Lee had been “accused” in his own time for putting pressure on his father-in-law, George Parke Custis, to free his slaves, which were a part of Lee’s inheritance. The intellectual champions of “progress” in Lee’s era no longer believed in the old-fashioned values that men were all created equal and free, that slavery was opposed to nature and nature's God, so Lee seemed like an anachronism for carrying on the American founding tradition.
The NAACP president also said, "General Lee did not believe blacks should hold any positions in government."
This statement is only partially correct in that Lee was not a politician and held no role in government, so had no power either way to determine if blacks could participate in the political process. He was simply a soldier. However, Lee advocated that black slaves not only be allowed to serve in the Confederate army, but be given their freedom along with their whole families as a general policy of emancipation.
The Confederate government had toyed with allowing black men to serve in the military as the Southern cause became desperate, and President Davis believed that slaves be given freedom after their term of service. Lee agreed, but argued that slaves made poor soldiers and that blacks should fight as free men. Lee said in a letter to Confederate Congressman Ethelbert Barksdale that black former slaves would make “efficient” soldiers and that “They furnish a more promising material than many armies of which we read of in history, which owed their efficiency to discipline alone. I think those who are employed should be freed.”
“It would be neither just, nor wise, to have them serve as slaves,” Lee said.
Lee then said, “In my opinion the best means of securing the efficiency and fidelity of this auxiliary force would be to accompany the measure with a well-digested plan of gradual and general emancipation.”
The plan to free slaves and use them in battle was, again, a throwback to an earlier age.
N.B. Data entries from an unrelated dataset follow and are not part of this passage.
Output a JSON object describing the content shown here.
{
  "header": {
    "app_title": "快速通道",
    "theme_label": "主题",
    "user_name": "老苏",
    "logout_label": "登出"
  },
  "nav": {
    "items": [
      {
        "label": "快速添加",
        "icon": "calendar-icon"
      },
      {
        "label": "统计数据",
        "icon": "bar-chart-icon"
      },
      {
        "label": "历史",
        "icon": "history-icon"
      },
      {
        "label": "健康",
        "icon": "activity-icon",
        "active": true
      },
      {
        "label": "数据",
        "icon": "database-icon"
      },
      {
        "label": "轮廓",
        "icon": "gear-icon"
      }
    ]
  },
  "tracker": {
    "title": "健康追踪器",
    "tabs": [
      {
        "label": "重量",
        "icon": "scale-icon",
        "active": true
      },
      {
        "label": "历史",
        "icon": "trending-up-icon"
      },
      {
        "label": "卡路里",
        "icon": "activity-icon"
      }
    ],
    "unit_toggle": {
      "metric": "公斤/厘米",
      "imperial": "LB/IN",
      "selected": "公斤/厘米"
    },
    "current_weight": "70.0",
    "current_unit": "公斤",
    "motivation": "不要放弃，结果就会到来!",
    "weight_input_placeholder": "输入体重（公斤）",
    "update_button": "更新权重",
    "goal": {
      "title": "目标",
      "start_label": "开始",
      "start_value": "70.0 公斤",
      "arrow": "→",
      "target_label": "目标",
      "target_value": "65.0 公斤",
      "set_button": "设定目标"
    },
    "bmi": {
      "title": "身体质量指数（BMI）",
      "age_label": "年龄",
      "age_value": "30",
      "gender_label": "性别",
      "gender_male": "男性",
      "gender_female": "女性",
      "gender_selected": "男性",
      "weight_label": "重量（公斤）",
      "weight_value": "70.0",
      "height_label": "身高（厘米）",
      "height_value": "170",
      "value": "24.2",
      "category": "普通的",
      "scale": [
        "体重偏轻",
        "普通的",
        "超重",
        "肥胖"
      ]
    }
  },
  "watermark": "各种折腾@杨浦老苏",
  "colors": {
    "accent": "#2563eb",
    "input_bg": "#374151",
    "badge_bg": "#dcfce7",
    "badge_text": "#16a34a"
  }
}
John Laurens, a South Carolinian who fought and died in the American Revolution, and a good friend of Alexander Hamilton, petitioned Congress to emancipate and use former slaves in battle against the British.
Hamilton, who had charged Yorktown redoubts with a Rhode Island regiment that was about 75 percent black, agreed with his friend Laurens that America should give freedom to slaves, “with their muskets.”
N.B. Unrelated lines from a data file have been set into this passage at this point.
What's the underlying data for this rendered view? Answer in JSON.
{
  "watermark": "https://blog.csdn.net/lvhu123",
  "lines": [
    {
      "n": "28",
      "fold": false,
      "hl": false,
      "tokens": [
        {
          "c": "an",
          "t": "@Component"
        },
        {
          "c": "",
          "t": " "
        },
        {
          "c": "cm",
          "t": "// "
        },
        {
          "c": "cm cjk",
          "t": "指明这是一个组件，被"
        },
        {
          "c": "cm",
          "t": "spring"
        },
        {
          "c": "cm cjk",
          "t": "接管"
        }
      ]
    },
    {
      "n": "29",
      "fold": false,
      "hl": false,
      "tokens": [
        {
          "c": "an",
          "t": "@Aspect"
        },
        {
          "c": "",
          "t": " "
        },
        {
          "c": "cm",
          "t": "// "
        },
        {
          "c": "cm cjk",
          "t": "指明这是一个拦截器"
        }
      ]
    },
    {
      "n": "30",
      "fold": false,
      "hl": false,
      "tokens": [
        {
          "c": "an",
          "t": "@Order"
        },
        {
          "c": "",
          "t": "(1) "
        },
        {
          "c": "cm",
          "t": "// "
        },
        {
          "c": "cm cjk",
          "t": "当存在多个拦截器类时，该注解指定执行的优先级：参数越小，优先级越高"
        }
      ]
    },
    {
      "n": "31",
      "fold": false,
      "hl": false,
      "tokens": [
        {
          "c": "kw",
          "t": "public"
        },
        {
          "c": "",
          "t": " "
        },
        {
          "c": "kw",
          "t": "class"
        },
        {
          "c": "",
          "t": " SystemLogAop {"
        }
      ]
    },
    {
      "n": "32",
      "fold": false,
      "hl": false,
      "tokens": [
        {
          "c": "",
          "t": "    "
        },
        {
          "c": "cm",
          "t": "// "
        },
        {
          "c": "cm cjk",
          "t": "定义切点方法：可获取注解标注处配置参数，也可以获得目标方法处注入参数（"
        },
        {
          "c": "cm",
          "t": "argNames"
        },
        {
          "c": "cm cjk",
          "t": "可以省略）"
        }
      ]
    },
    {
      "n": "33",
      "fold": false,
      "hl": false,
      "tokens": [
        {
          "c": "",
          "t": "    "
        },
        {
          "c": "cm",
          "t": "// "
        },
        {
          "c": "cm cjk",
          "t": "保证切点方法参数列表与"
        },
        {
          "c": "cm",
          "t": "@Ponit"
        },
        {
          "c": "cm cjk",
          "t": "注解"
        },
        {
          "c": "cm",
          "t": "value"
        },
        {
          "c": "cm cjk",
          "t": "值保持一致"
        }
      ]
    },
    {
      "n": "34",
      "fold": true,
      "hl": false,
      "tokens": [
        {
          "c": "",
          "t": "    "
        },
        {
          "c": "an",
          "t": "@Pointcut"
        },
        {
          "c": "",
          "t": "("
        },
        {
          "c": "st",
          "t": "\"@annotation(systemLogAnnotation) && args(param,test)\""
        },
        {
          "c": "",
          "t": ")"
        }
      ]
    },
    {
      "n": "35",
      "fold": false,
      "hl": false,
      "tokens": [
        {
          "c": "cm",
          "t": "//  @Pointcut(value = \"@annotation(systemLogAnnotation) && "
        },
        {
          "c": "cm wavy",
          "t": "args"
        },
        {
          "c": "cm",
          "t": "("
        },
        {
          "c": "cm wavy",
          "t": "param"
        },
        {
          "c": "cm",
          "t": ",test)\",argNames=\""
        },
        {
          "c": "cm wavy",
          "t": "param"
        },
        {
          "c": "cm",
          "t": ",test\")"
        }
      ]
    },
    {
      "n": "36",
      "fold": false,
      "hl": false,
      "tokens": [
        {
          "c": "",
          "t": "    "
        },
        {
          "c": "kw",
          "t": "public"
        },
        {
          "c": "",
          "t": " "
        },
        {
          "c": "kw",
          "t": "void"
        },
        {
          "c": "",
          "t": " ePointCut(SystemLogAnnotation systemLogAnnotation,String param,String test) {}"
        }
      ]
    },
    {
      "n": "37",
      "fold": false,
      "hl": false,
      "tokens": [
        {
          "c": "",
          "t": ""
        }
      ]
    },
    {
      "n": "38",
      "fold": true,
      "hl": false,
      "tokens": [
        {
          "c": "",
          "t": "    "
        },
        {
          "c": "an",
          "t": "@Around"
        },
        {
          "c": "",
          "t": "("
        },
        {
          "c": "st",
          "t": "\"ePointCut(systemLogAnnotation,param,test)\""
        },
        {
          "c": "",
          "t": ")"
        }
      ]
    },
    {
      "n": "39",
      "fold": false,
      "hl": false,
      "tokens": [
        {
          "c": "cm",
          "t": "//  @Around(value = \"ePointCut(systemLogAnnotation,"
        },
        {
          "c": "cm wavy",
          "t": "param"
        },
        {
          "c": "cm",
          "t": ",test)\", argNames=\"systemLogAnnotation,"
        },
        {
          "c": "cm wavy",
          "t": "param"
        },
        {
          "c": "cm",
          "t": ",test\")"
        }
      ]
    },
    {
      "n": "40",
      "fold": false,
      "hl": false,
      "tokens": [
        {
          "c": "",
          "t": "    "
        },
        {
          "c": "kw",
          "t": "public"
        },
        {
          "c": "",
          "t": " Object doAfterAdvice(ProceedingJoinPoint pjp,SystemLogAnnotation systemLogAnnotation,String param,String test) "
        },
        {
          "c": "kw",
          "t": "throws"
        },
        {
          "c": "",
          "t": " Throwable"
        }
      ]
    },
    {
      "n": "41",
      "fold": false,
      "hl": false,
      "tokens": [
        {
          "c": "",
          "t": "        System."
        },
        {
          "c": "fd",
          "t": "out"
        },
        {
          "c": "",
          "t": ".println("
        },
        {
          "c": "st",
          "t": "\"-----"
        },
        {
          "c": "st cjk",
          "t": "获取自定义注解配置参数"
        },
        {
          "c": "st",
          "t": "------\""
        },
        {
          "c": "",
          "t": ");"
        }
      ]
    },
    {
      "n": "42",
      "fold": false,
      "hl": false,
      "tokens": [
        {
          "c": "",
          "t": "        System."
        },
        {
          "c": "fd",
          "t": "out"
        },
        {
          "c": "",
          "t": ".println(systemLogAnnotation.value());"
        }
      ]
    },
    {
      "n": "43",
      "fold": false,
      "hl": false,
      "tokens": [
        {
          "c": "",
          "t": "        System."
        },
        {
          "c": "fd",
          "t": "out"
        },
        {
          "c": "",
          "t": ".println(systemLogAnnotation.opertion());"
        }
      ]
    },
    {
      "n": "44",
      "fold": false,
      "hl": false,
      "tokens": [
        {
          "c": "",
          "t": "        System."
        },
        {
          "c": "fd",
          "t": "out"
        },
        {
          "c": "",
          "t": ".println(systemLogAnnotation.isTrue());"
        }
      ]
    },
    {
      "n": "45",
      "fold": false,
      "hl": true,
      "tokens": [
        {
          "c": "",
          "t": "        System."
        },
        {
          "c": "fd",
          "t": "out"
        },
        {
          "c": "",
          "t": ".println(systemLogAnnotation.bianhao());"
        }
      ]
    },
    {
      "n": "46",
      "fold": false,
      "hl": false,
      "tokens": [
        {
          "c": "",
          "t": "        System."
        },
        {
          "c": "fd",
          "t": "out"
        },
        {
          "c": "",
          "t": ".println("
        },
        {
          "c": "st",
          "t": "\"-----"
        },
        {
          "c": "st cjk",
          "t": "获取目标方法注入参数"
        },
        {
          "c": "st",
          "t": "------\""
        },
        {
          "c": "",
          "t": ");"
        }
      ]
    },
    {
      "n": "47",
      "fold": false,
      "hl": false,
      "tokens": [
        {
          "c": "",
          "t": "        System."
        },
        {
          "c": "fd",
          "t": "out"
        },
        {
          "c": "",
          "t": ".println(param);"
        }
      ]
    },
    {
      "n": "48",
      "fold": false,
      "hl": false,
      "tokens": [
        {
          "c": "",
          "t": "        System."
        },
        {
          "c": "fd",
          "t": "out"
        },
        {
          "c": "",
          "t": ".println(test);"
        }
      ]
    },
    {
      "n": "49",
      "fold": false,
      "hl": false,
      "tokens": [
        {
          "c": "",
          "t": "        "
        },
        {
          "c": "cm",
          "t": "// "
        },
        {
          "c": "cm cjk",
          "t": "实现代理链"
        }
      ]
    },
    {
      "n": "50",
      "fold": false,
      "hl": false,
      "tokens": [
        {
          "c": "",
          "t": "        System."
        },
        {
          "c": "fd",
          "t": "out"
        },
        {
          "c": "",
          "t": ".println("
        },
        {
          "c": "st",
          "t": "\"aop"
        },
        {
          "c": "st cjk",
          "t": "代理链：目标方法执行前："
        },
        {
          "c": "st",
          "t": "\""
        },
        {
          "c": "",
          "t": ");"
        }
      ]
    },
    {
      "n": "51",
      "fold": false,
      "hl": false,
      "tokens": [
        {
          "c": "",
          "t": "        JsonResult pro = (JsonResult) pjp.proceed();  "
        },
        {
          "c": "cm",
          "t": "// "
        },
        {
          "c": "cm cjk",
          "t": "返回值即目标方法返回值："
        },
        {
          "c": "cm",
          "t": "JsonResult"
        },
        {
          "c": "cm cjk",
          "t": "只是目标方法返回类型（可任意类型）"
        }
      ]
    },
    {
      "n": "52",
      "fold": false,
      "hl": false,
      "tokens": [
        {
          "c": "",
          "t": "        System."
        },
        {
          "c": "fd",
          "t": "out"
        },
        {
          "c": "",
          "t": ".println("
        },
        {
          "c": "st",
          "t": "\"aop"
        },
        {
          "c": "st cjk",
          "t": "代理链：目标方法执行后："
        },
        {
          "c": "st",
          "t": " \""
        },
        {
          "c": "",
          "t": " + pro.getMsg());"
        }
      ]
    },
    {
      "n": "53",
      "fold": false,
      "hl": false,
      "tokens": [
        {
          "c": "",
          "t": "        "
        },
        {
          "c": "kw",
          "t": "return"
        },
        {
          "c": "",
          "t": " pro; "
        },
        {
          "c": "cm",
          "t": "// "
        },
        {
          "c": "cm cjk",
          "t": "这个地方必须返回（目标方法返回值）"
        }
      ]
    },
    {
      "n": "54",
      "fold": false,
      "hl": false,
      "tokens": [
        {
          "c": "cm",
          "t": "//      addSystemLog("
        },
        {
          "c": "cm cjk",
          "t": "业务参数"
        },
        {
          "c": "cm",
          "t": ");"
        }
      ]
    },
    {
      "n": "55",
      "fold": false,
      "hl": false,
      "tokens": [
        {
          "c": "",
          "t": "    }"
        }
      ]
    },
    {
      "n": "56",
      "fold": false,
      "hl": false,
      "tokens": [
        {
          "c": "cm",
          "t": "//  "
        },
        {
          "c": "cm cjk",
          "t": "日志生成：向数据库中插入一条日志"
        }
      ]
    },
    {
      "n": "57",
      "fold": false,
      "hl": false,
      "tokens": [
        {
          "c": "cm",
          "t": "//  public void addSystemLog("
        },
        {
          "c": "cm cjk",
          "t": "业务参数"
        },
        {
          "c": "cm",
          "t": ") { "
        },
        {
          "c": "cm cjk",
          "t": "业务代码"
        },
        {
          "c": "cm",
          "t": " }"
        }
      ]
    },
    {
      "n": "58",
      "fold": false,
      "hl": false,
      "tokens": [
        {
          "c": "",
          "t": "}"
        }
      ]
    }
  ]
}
Contrast this policy with early Progressive Woodrow Wilson, who not only removed blacks from government, but re-segregated the military in the early twentieth century.
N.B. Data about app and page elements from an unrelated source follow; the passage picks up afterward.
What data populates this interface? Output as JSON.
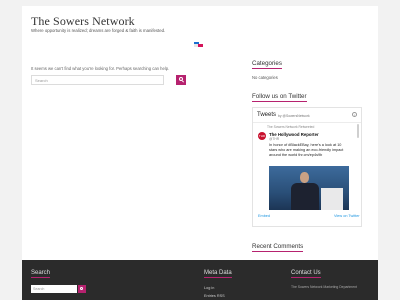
{
  "site": {
    "title": "The Sowers Network",
    "tagline": "Where opportunity is realized; dreams are forged & faith is manifested."
  },
  "main": {
    "not_found_text": "It seems we can't find what you're looking for. Perhaps searching can help.",
    "search_placeholder": "Search"
  },
  "sidebar": {
    "categories_title": "Categories",
    "categories_empty": "No categories",
    "twitter_title": "Follow us on Twitter",
    "recent_comments_title": "Recent Comments",
    "twitter_widget": {
      "heading": "Tweets",
      "by": "by @SowersNetwork",
      "retweet_note": "The Sowers Network Retweeted",
      "author_name": "The Hollywood Reporter",
      "author_handle": "@THR",
      "avatar_text": "THR",
      "tweet_text": "In honor of #BlackEBay, here's a look at 10 stars who are making an eco-friendly impact around the world thr.cm/ep4s9b",
      "embed_label": "Embed",
      "view_label": "View on Twitter"
    }
  },
  "footer": {
    "search_title": "Search",
    "search_placeholder": "Search",
    "meta_title": "Meta Data",
    "meta_links": [
      "Log in",
      "Entries RSS"
    ],
    "contact_title": "Contact Us",
    "contact_text": "The Sowers Network Marketing Department"
  },
  "colors": {
    "accent": "#b6226f",
    "footer_bg": "#2b2b2b",
    "link": "#1b95e0"
  }
}
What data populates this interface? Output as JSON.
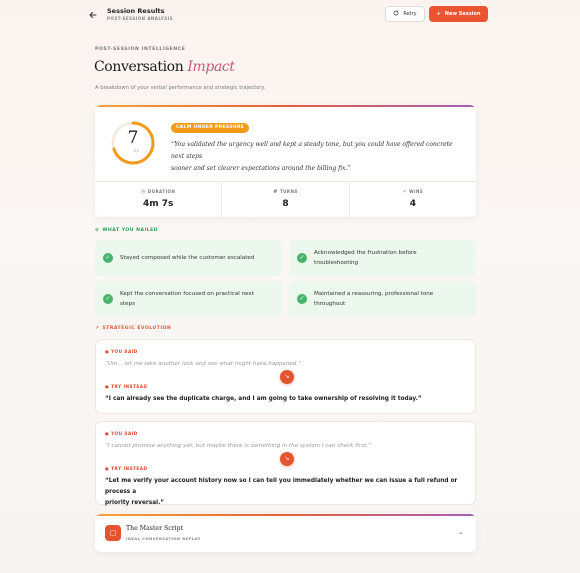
{
  "header": {
    "title": "Session Results",
    "subtitle": "POST-SESSION ANALYSIS",
    "retry_label": "Retry",
    "new_session_label": "New Session",
    "accent_color": "#ea5430"
  },
  "intro": {
    "eyebrow": "POST-SESSION INTELLIGENCE",
    "title_main": "Conversation",
    "title_accent": "Impact",
    "lede": "A breakdown of your verbal performance and strategic trajectory."
  },
  "summary": {
    "score": "7",
    "score_max": "/10",
    "score_fraction": 0.7,
    "badge": "CALM UNDER PRESSURE",
    "quote_line1": "“You validated the urgency well and kept a steady tone, but you could have offered concrete next steps",
    "quote_line2": "sooner and set clearer expectations around the billing fix.”",
    "stats": [
      {
        "icon": "clock-icon",
        "label": "DURATION",
        "value": "4m 7s"
      },
      {
        "icon": "hash-icon",
        "label": "TURNS",
        "value": "8"
      },
      {
        "icon": "sparkle-icon",
        "label": "WINS",
        "value": "4"
      }
    ]
  },
  "nailed": {
    "heading": "WHAT YOU NAILED",
    "items": [
      {
        "line1": "Stayed composed while the customer escalated",
        "line2": ""
      },
      {
        "line1": "Acknowledged the frustration before",
        "line2": "troubleshooting"
      },
      {
        "line1": "Kept the conversation focused on practical next",
        "line2": "steps"
      },
      {
        "line1": "Maintained a reassuring, professional tone",
        "line2": "throughout"
      }
    ]
  },
  "evolution": {
    "heading": "STRATEGIC EVOLUTION",
    "said_label": "YOU SAID",
    "try_label": "TRY INSTEAD",
    "items": [
      {
        "said": "“Um... let me take another look and see what might have happened.”",
        "try_line1": "“I can already see the duplicate charge, and I am going to take ownership of resolving it today.”",
        "try_line2": ""
      },
      {
        "said": "“I cannot promise anything yet, but maybe there is something in the system I can check first.”",
        "try_line1": "“Let me verify your account history now so I can tell you immediately whether we can issue a full refund or process a",
        "try_line2": "priority reversal.”"
      }
    ]
  },
  "master": {
    "title": "The Master Script",
    "subtitle": "IDEAL CONVERSATION REPLAY"
  }
}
Wilson once accepted a black Civil Rights leader, Monroe Totter, to the White House and explained to him that segregation was necessary and good for the races because it decreased tension between them.
Trotter fired back and said:
The indisputable facts of the situation will not permit of the claim that the segregation is due to the friction. It is untenable, in view of the established facts, to maintain that the segregation is simply to avoid race friction, for the simple reason that for fifty years white and colored clerks have been working together in peace and harmony and friendliness, doing so even through two [President Grover Cleveland] Democratic administrations. Soon after your inauguration began, segregation was drastically introduced in the Treasury and Postal departments by your appointees.
Though it is petty to remove portraits of any prominent American leaders from government buildings, if the NAACP wishes to remove the symbols of “racism and division,” perhaps they should start with Woodrow Wilson instead of General Robert E. Lee.